However, benezene is one hell of a nasty chemical, so it was removed. Now there is almost no water in Hoppes No. 9, so no, it is NOT a suitable solvent for removing corrosive primer or black powder fouling.

Mike Irwin
July 2, 2012, 08:00 PM
"Using ammonia is an old wive's tale that does nothing except help the salts corrode."

As I noted above, ammonia is good for removing trace amounts of oil which can hide corrosive priming fouling.

The ammonia found in windex or in just about any other household application is HIGHLY diluted with water.

Household ammonia is roughly 85 to 95 % water.

The military, many years ago, use as cleaners ammonia solutions that were quite a bit more potent. Part of the reason was to remove cupronickel fouling, but it was also thought that the ammonia helped "neutralize" the corrosive salts (that's incorrect, obviously).

In the strength that the military used they began to see problems with nitrogen or hydrogen embrittlement of barrel steel.

My father was a civil engineer, and had a blue print machine at the house that developed the prints with bottles of 28% ammonia solution. That stuff was unbelievably nasty if it was spilled. It would pit metal fairly quickly.

But, in the strength that most of us have avaiable to use, we don't need to worry about that, and household ammonia solutions, while not of tremendous benefit, certainly aren't much of a hazard.

So, no, household strengh ammonia solutions really aren't an old wives tale when it comes to being able to help prevent corrosive priming problems.
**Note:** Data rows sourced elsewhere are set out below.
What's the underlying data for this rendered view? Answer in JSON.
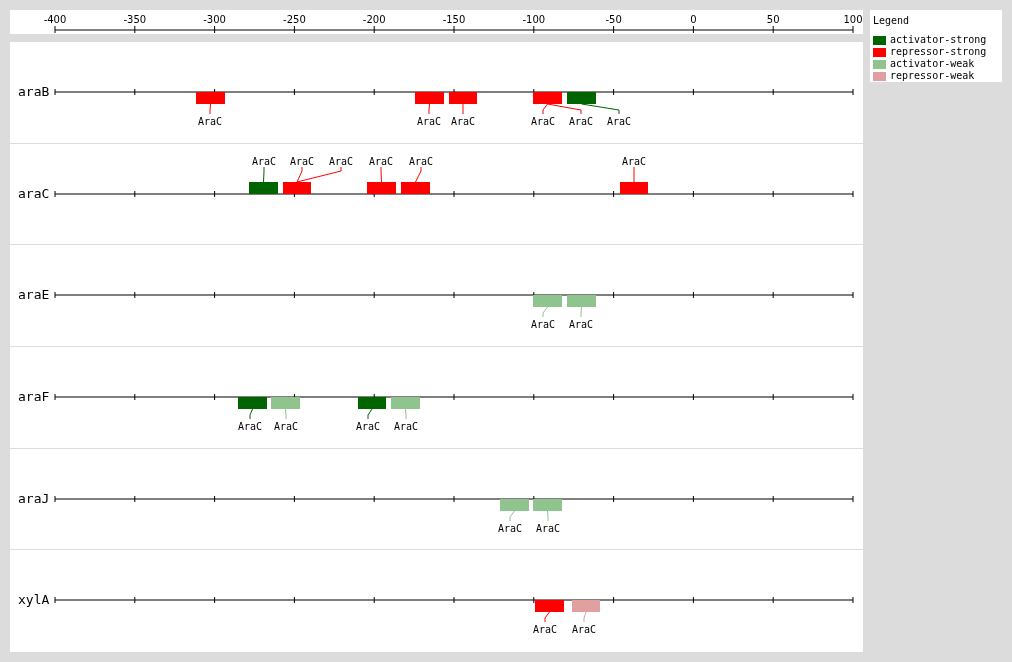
{
  "ruler": {
    "ticks": [
      "-400",
      "-350",
      "-300",
      "-250",
      "-200",
      "-150",
      "-100",
      "-50",
      "0",
      "50",
      "100"
    ]
  },
  "tracks": [
    {
      "gene": "araB",
      "sites": [
        {
          "kind": "repressor-strong",
          "label": "AraC"
        },
        {
          "kind": "repressor-strong",
          "label": "AraC"
        },
        {
          "kind": "repressor-strong",
          "label": "AraC"
        },
        {
          "kind": "repressor-strong",
          "label": "AraC"
        },
        {
          "kind": "repressor-strong",
          "label": "AraC"
        },
        {
          "kind": "activator-strong",
          "label": "AraC"
        }
      ]
    },
    {
      "gene": "araC",
      "sites": [
        {
          "kind": "activator-strong",
          "label": "AraC"
        },
        {
          "kind": "repressor-strong",
          "label": "AraC"
        },
        {
          "kind": "repressor-strong",
          "label": "AraC"
        },
        {
          "kind": "repressor-strong",
          "label": "AraC"
        },
        {
          "kind": "repressor-strong",
          "label": "AraC"
        },
        {
          "kind": "repressor-strong",
          "label": "AraC"
        }
      ]
    },
    {
      "gene": "araE",
      "sites": [
        {
          "kind": "activator-weak",
          "label": "AraC"
        },
        {
          "kind": "activator-weak",
          "label": "AraC"
        }
      ]
    },
    {
      "gene": "araF",
      "sites": [
        {
          "kind": "activator-strong",
          "label": "AraC"
        },
        {
          "kind": "activator-weak",
          "label": "AraC"
        },
        {
          "kind": "activator-strong",
          "label": "AraC"
        },
        {
          "kind": "activator-weak",
          "label": "AraC"
        }
      ]
    },
    {
      "gene": "araJ",
      "sites": [
        {
          "kind": "activator-weak",
          "label": "AraC"
        },
        {
          "kind": "activator-weak",
          "label": "AraC"
        }
      ]
    },
    {
      "gene": "xylA",
      "sites": [
        {
          "kind": "repressor-strong",
          "label": "AraC"
        },
        {
          "kind": "repressor-weak",
          "label": "AraC"
        }
      ]
    }
  ],
  "legend": {
    "title": "Legend",
    "items": [
      {
        "kind": "activator-strong",
        "label": "activator-strong",
        "color": "#006400"
      },
      {
        "kind": "repressor-strong",
        "label": "repressor-strong",
        "color": "#ff0000"
      },
      {
        "kind": "activator-weak",
        "label": "activator-weak",
        "color": "#8fc48f"
      },
      {
        "kind": "repressor-weak",
        "label": "repressor-weak",
        "color": "#e0a0a0"
      }
    ]
  }
}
Ozzieman
July 4, 2012, 11:06 AM
Error sorry

orsogato
July 6, 2012, 09:42 PM
I'll throw in my $.02 and give you three options.

1. Windex and Water (mixed 1/4 windex 3/4 water) works followed up with regular cleaning.
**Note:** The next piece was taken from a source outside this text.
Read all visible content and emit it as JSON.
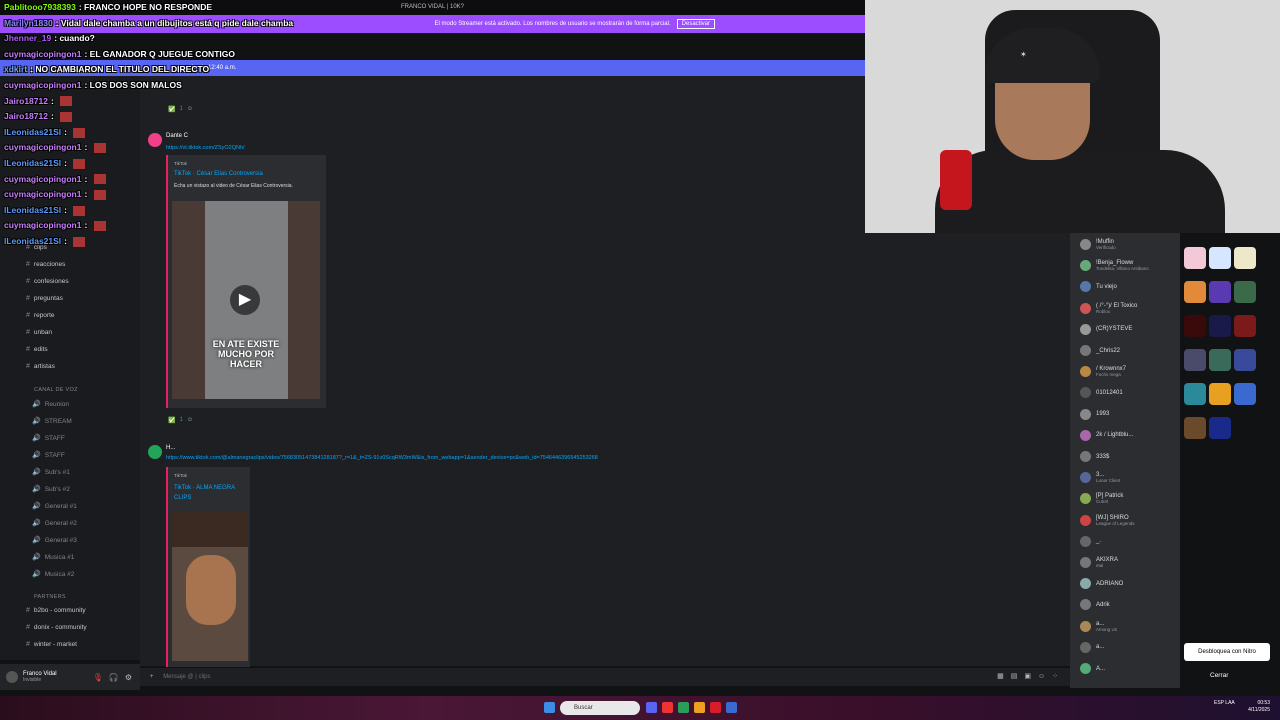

2. Ballistol Works fairly well.

3. Ed's Red Works great! (Equal parts of Dexron III automobile transmission fluid, odorless kerosene, mineral spirits, and acetone.). I personally go with this route and use "ER" almost exclusively.
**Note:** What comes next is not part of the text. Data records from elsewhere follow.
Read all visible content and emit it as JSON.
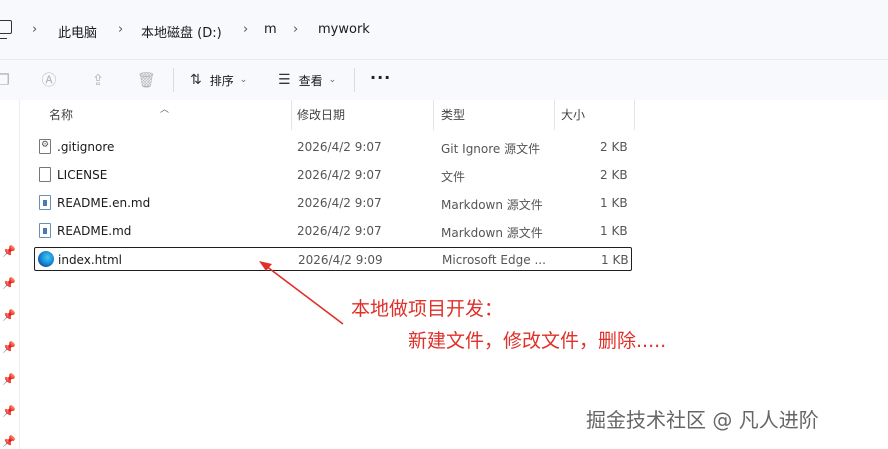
{
  "breadcrumb": [
    "此电脑",
    "本地磁盘 (D:)",
    "m",
    "mywork"
  ],
  "toolbar": {
    "sort_label": "排序",
    "view_label": "查看",
    "more_label": "···"
  },
  "columns": {
    "name": "名称",
    "date": "修改日期",
    "type": "类型",
    "size": "大小"
  },
  "files": [
    {
      "name": ".gitignore",
      "date": "2026/4/2 9:07",
      "type": "Git Ignore 源文件",
      "size": "2 KB",
      "icon": "gitignore-file-icon"
    },
    {
      "name": "LICENSE",
      "date": "2026/4/2 9:07",
      "type": "文件",
      "size": "2 KB",
      "icon": "file-icon"
    },
    {
      "name": "README.en.md",
      "date": "2026/4/2 9:07",
      "type": "Markdown 源文件",
      "size": "1 KB",
      "icon": "markdown-file-icon"
    },
    {
      "name": "README.md",
      "date": "2026/4/2 9:07",
      "type": "Markdown 源文件",
      "size": "1 KB",
      "icon": "markdown-file-icon"
    },
    {
      "name": "index.html",
      "date": "2026/4/2 9:09",
      "type": "Microsoft Edge ...",
      "size": "1 KB",
      "icon": "edge-icon"
    }
  ],
  "annotation": {
    "line1": "本地做项目开发：",
    "line2": "新建文件，修改文件，删除....."
  },
  "watermark": "掘金技术社区 @ 凡人进阶",
  "colors": {
    "annotation": "#e0302a",
    "selection_border": "#1f1f1f"
  }
}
boostedtt91
July 8, 2012, 03:20 PM
I have been using window cleaner w/ ammonia for awhile now to clean my guns after shooting corrosive ammo and has worked great. Its very cheap and ready when you need it.

Mike Irwin
July 9, 2012, 09:13 AM
"Ed's Red Works great! (Equal parts of Dexron III automobile transmission fluid, odorless kerosene, mineral spirits, and acetone.). I personally go with this route and use "ER" almost exclusively."


Not sure why it works, as it shoudn't. There's not a drop of water in that mix, and you need water to dissolve the potassium chloride fouling.

Unless, possibly, the high detergent content of the Dexron is removing the salts...